Here are the 4 stages of User-Centred Design (UCD). An approach that puts the user at the middle of the design process
UCD is an iterative design process, involving multiple methods that ensures that your product will be easy to use and (delivers a positive experience for the user as well. This design process generally consists of four stages:
Defining a project plan will usually be undertaken by a project manager and involves defining the project scope, assembling a project team and allocating project resources ie team members, tasks and timings. Project scope is important as this will outline what activities the project will include and in particular, what UCD activities are planned (depending upon time, budget and personnel resources).
This is the discovery stage where you learn about your users, their tasks and environments.
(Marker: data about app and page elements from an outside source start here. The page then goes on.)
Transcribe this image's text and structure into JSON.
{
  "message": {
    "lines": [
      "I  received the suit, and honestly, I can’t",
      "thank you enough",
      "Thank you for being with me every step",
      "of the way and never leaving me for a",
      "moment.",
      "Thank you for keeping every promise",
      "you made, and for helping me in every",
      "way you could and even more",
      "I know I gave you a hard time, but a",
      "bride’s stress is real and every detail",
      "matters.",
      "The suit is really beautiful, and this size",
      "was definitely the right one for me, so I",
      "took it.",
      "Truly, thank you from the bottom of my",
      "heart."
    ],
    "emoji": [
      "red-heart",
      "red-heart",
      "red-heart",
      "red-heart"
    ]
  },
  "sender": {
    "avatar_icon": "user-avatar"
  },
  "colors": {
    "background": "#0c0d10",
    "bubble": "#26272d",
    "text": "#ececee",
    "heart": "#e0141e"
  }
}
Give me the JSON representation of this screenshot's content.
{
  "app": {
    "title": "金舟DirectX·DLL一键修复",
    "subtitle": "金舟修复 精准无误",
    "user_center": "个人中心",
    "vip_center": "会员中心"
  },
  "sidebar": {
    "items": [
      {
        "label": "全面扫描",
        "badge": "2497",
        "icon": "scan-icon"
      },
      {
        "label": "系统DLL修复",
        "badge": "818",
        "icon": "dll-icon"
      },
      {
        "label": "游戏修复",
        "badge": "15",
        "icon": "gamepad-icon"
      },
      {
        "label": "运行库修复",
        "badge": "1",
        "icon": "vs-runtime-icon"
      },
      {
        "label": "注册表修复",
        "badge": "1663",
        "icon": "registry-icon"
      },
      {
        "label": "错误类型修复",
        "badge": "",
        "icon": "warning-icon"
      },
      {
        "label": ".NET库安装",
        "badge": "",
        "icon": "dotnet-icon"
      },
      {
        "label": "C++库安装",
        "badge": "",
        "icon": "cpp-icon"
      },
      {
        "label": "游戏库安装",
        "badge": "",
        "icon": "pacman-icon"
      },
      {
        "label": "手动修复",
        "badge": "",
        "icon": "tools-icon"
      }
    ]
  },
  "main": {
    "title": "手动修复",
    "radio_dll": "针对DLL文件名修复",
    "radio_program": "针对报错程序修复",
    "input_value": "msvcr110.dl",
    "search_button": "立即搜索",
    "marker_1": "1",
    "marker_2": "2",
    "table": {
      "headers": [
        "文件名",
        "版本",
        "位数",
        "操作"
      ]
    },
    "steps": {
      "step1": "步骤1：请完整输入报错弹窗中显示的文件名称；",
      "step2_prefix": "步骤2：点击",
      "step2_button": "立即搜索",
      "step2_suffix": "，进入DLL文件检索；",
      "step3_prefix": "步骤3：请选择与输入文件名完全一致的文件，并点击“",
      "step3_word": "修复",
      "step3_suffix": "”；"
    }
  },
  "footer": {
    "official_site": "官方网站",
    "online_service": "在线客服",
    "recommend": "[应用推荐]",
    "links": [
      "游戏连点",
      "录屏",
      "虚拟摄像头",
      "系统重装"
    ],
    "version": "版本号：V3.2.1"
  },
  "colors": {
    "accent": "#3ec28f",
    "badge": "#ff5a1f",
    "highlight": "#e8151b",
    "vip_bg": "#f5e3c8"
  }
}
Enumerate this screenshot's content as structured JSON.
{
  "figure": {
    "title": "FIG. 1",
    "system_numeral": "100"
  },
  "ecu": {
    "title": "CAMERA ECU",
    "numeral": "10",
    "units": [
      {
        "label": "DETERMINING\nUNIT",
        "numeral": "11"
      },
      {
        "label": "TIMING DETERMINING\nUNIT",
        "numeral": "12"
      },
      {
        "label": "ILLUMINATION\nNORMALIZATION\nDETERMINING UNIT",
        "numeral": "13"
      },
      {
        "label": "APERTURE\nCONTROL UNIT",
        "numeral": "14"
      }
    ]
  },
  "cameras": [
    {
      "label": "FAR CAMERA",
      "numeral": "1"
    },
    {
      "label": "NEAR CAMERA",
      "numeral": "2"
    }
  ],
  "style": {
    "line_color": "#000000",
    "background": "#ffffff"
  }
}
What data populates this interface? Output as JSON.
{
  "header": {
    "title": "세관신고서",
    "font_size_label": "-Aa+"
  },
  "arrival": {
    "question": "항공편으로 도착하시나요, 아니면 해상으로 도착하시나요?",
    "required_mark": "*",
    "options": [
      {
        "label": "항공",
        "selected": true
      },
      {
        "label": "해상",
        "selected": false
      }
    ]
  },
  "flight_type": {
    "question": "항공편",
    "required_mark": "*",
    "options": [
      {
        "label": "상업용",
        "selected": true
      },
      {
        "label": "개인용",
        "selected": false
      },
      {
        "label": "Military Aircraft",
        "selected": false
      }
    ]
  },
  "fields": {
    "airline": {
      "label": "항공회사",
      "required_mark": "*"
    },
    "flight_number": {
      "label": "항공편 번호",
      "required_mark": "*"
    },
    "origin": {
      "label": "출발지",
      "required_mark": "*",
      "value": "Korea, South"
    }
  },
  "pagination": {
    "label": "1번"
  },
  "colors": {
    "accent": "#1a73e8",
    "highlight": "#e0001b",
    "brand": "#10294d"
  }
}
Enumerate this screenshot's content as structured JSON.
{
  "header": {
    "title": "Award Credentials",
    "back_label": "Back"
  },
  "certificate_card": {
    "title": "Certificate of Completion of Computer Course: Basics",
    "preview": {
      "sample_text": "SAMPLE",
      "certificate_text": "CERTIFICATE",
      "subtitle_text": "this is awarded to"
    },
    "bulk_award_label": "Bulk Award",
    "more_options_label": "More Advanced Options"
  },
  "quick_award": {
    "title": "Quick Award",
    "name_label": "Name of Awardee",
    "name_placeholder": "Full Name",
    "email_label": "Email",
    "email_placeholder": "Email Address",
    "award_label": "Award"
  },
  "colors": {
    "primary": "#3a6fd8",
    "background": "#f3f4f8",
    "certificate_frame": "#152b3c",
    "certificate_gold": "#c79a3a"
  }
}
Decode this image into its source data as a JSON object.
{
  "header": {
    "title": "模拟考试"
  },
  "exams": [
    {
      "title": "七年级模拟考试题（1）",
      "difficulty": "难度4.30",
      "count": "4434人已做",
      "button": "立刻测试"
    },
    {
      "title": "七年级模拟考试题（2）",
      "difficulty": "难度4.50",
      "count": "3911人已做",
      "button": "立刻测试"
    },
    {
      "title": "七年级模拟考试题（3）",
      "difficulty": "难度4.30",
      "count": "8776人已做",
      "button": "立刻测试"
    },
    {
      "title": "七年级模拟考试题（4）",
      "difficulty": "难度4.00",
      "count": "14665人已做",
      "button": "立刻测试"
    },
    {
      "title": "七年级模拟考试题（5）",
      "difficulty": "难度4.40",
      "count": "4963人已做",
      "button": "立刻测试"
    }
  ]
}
Tasks in this phase can include user testing the existing site (to find out what works and what doesn’t), contextual interviews (usually conducted if designing an enterprise or business-to-business product), surveys (a series of questions designed to elicit feedback from site users) and card sorting (a method where users group and categorise a site’s information).
One aspect to consider is the recruitment of participants. Unless you can be sure your client can recruit representative users to serve as research participants, outsourcing the recruitment to a specialist recruitment company will save you time and money in the long run. This is because the time spent by staff on recruiting participants ranges from one and a half to two hours of staff time for each participant recruited.
Also worth mentioning is doing a content audit (on the existing site). This is useful in identifying duplicate and obsolete content, and ascertaining whether content needs to be rewritten or moved to a different section.
Outputs from this stage will include a list of usability issues of the current site, existing pain points and future requirements, qualitative persona user data, and label categories and navigation information for structuring the information architecture of the site.
Using the data collected in this stage will enable you to develop personas, determine requirements (both user and technical), develop user journeys and define the information architecture.
Using the data collected in the analysis phase, you can now start designing your site. Typically design outputs include user journeys (the user flow through the site for the main tasks), sketching the site’s templates and converting your sketches into wireframes, paper prototypes or an interactive prototype.
Do you need to do wireframes, paper prototypes and an interactive prototype? No, do as much as your budget and/or client needs. Wireframes are a good tool for communicating the actual design without any visual design. Paper prototypes (sketches of the design) can be good for collecting feedback on an initial concept while an interactive prototype will be able to show just how the design works digitally (though this will take you some more time to prepare).
This stage typically depends upon the client and what they are comfortable with. Some clients are fine with static wireframes whereas others can only really understand and make sense of the design if it is delivered as an interactive, clickable prototype.
4. Test and refine
In addition to involving the user at all stages, UCD emphasises an iterative approach to design. In theory, this means frequent evaluation of design solutions with typical users (we’ll discuss what invariably happens in practice later on). Types of evaluation can include chalkmark/first-click testing (to test the site’s navigation), evaluating paper prototypes to ascertain the degree to which the design solution meets user needs and lab-based usability testing – if an interactive prototype has been developed – to measure task effectiveness, and efficiency and user satisfaction with the design